*** Block opens ***

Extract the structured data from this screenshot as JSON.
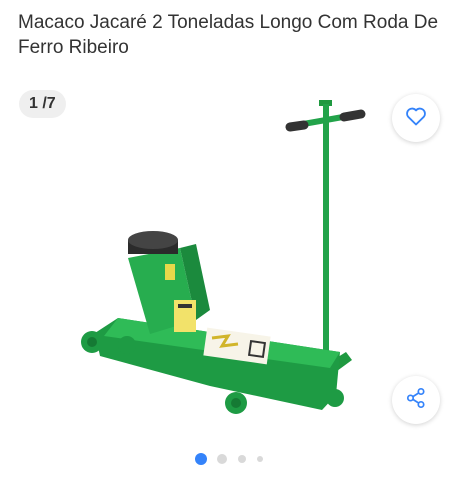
{
  "product": {
    "title": "Macaco Jacaré 2 Toneladas Longo Com Roda De Ferro Ribeiro"
  },
  "gallery": {
    "counter": "1 /7",
    "total_images": 7,
    "active_index": 0
  },
  "icons": {
    "favorite": "heart-icon",
    "share": "share-icon"
  },
  "colors": {
    "accent": "#3483fa",
    "jack_green": "#22a34a",
    "dot_inactive": "#d9d9d9"
  }
}
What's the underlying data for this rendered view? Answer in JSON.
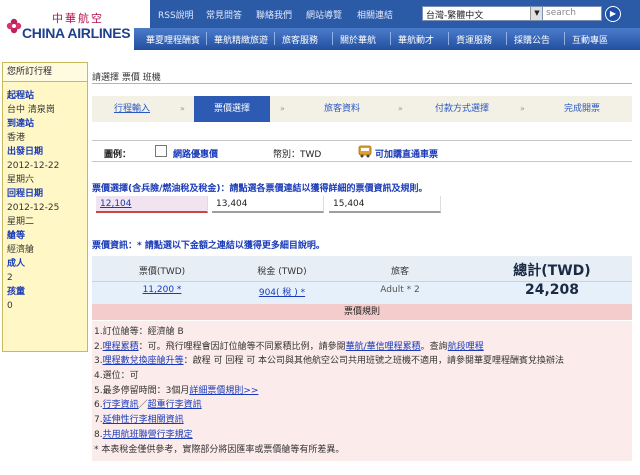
{
  "brand": {
    "name_cn": "中華航空",
    "name_en": "CHINA AIRLINES"
  },
  "toplinks": [
    "RSS說明",
    "常見問答",
    "聯絡我們",
    "網站導覽",
    "相關連結"
  ],
  "lang_select": {
    "value": "台灣-繁體中文"
  },
  "search": {
    "value": "search"
  },
  "nav": [
    "華夏哩程酬賓",
    "華航精緻旅遊",
    "旅客服務",
    "關於華航",
    "華航動才",
    "貨運服務",
    "採購公告",
    "互動專區"
  ],
  "sidebar": {
    "title": "您所訂行程",
    "items": [
      {
        "label": "起程站",
        "value": "台中 清泉崗"
      },
      {
        "label": "到達站",
        "value": "香港"
      },
      {
        "label": "出發日期",
        "value": "2012-12-22",
        "value2": "星期六"
      },
      {
        "label": "回程日期",
        "value": "2012-12-25",
        "value2": "星期二"
      },
      {
        "label": "艙等",
        "value": "經濟艙"
      },
      {
        "label": "成人",
        "value": "2"
      },
      {
        "label": "孩童",
        "value": "0"
      }
    ]
  },
  "breadcrumb": "請選擇 票價 班機",
  "steps": [
    "行程輸入",
    "票價選擇",
    "旅客資料",
    "付款方式選擇",
    "完成開票"
  ],
  "steps_arrow": "»",
  "legend": {
    "label": "圖例：",
    "web_fare": "網路優惠價",
    "currency": "幣別：TWD",
    "bus": "可加購直通車票"
  },
  "fare_select": {
    "heading": "票價選擇(含兵險/燃油稅及稅金)：請點選各票價連結以獲得詳細的票價資訊及規則。",
    "options": [
      "12,104",
      "13,404",
      "15,404"
    ]
  },
  "fare_info": {
    "heading": "票價資訊：* 請點選以下金額之連結以獲得更多細目說明。",
    "headers": {
      "fare": "票價(TWD)",
      "tax": "稅金 (TWD)",
      "passenger": "旅客",
      "total": "總計(TWD)"
    },
    "values": {
      "fare": "11,200 *",
      "tax": "904( 稅 ) *",
      "passenger": "Adult * 2",
      "total": "24,208"
    }
  },
  "rules": {
    "heading": "票價規則",
    "lines": [
      {
        "text": "1.訂位艙等：經濟艙 B"
      },
      {
        "prefix": "2.",
        "link": "哩程累積",
        "text": "：可。飛行哩程會因訂位艙等不同累積比例，請參閱",
        "link2": "華航/華信哩程累積",
        "text2": "。查詢",
        "link3": "航段哩程"
      },
      {
        "prefix": "3.",
        "link": "哩程數兌換座艙升等",
        "text": "：啟程 可 回程 可 本公司與其他航空公司共用班號之班機不適用，請參閱華夏哩程酬賓兌換辦法"
      },
      {
        "text": "4.選位：可"
      },
      {
        "prefix": "5.最多停留時間：3個月",
        "link": "詳細票價規則>>"
      },
      {
        "prefix": "6.",
        "link": "行李資訊",
        "text": "／",
        "link2": "超重行李資訊"
      },
      {
        "prefix": "7.",
        "link": "延伸性行李相關資訊"
      },
      {
        "prefix": "8.",
        "link": "共用航班聯營行李規定"
      },
      {
        "text": "* 本表稅金僅供參考，實際部分將因匯率或票價艙等有所差異。"
      }
    ]
  }
}
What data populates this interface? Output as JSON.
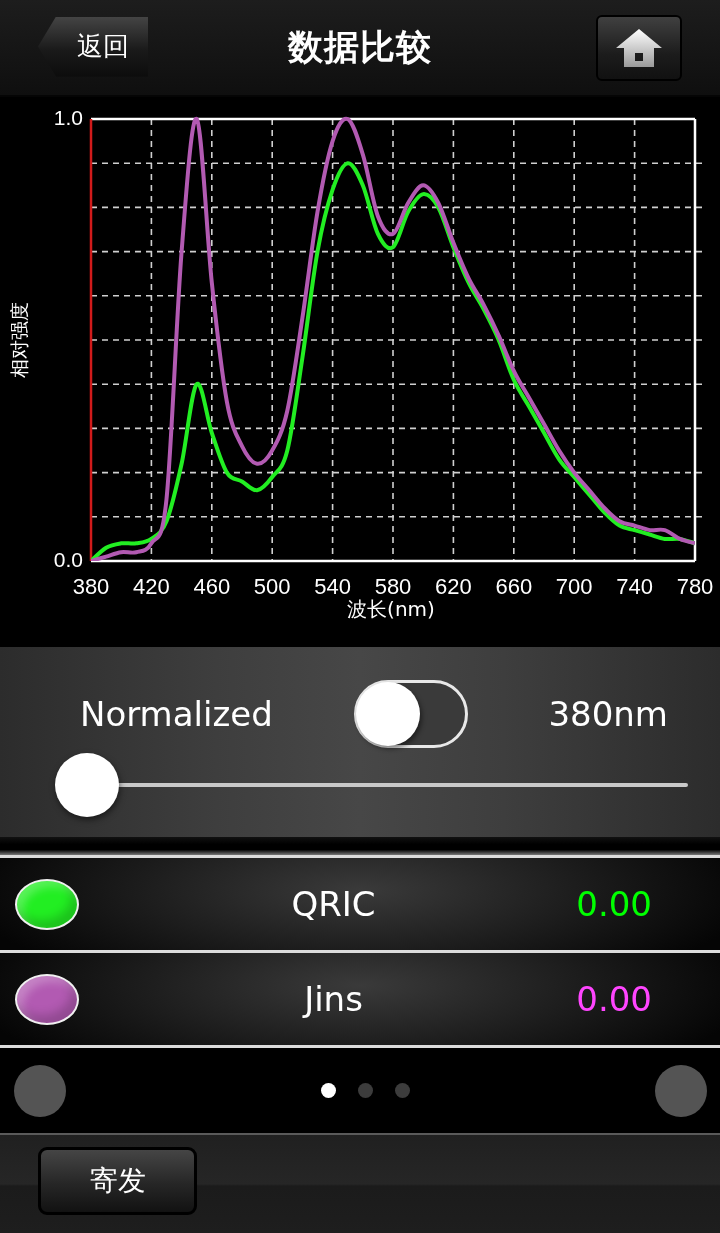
{
  "header": {
    "back_button": "返回",
    "title": "数据比较"
  },
  "chart": {
    "chart_data": {
      "type": "line",
      "xlabel": "波长(nm)",
      "ylabel": "相对强度",
      "grid": true,
      "x": [
        380,
        390,
        400,
        410,
        420,
        430,
        440,
        450,
        460,
        470,
        480,
        490,
        500,
        510,
        520,
        530,
        540,
        550,
        560,
        570,
        580,
        590,
        600,
        610,
        620,
        630,
        640,
        650,
        660,
        670,
        680,
        690,
        700,
        710,
        720,
        730,
        740,
        750,
        760,
        770,
        780
      ],
      "series": [
        {
          "color": "#22ee22",
          "values": [
            0.0,
            0.03,
            0.04,
            0.04,
            0.05,
            0.09,
            0.22,
            0.4,
            0.29,
            0.2,
            0.18,
            0.16,
            0.19,
            0.25,
            0.46,
            0.7,
            0.84,
            0.9,
            0.85,
            0.74,
            0.71,
            0.79,
            0.83,
            0.8,
            0.71,
            0.63,
            0.57,
            0.5,
            0.41,
            0.35,
            0.29,
            0.23,
            0.19,
            0.15,
            0.11,
            0.08,
            0.07,
            0.06,
            0.05,
            0.05,
            0.04
          ]
        },
        {
          "color": "#b25ab2",
          "values": [
            0.0,
            0.01,
            0.02,
            0.02,
            0.04,
            0.14,
            0.7,
            1.0,
            0.63,
            0.36,
            0.26,
            0.22,
            0.25,
            0.34,
            0.55,
            0.79,
            0.95,
            1.0,
            0.92,
            0.78,
            0.74,
            0.81,
            0.85,
            0.81,
            0.72,
            0.64,
            0.58,
            0.51,
            0.43,
            0.37,
            0.31,
            0.25,
            0.2,
            0.16,
            0.12,
            0.09,
            0.08,
            0.07,
            0.07,
            0.05,
            0.04
          ]
        }
      ],
      "xlim": [
        380,
        780
      ],
      "ylim": [
        0,
        1
      ],
      "xticks": [
        380,
        420,
        460,
        500,
        540,
        580,
        620,
        660,
        700,
        740,
        780
      ],
      "yticks": [
        {
          "value": 0,
          "label": "0.0"
        },
        {
          "value": 1,
          "label": "1.0"
        }
      ]
    }
  },
  "controls": {
    "normalized_label": "Normalized",
    "normalized_on": false,
    "wavelength": "380nm",
    "slider": {
      "level": 0
    }
  },
  "legend": [
    {
      "name": "QRIC",
      "value": "0.00",
      "color": "#22ee22"
    },
    {
      "name": "Jins",
      "value": "0.00",
      "color": "#b25ab2"
    }
  ],
  "pager": {
    "pages": [
      {
        "selected": true
      },
      {
        "selected": false
      },
      {
        "selected": false
      }
    ]
  },
  "footer": {
    "button": "寄发"
  }
}
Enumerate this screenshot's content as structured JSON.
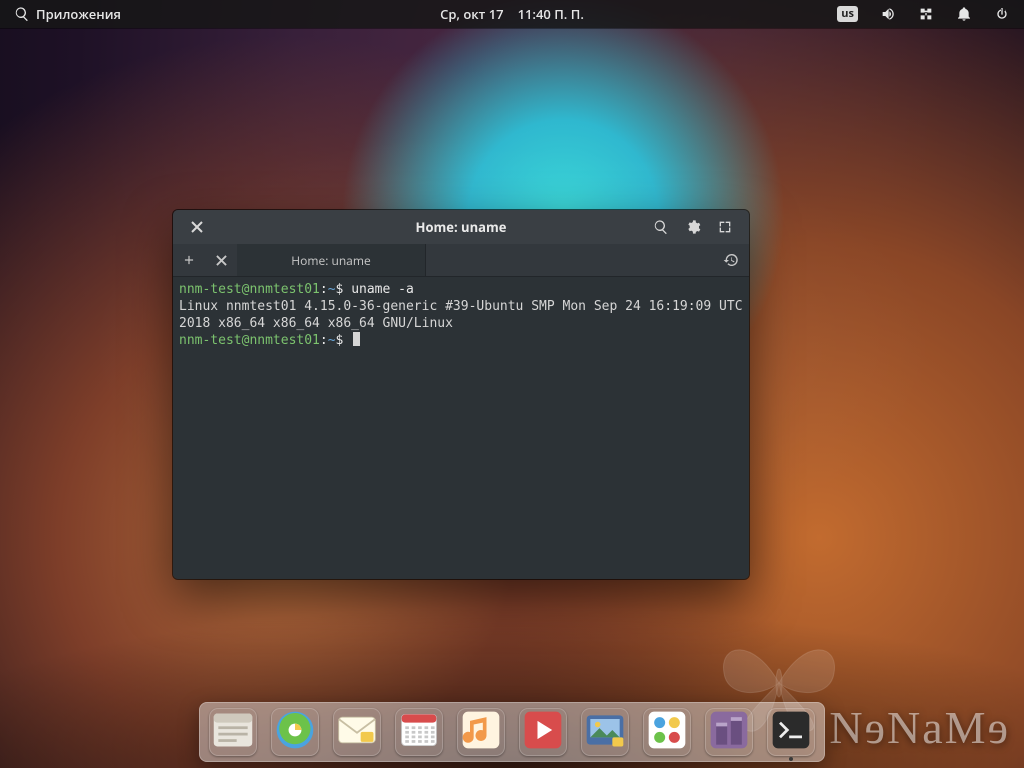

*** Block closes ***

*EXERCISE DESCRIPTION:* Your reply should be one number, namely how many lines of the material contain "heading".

*SOLUTION TO THIS TASK:* 3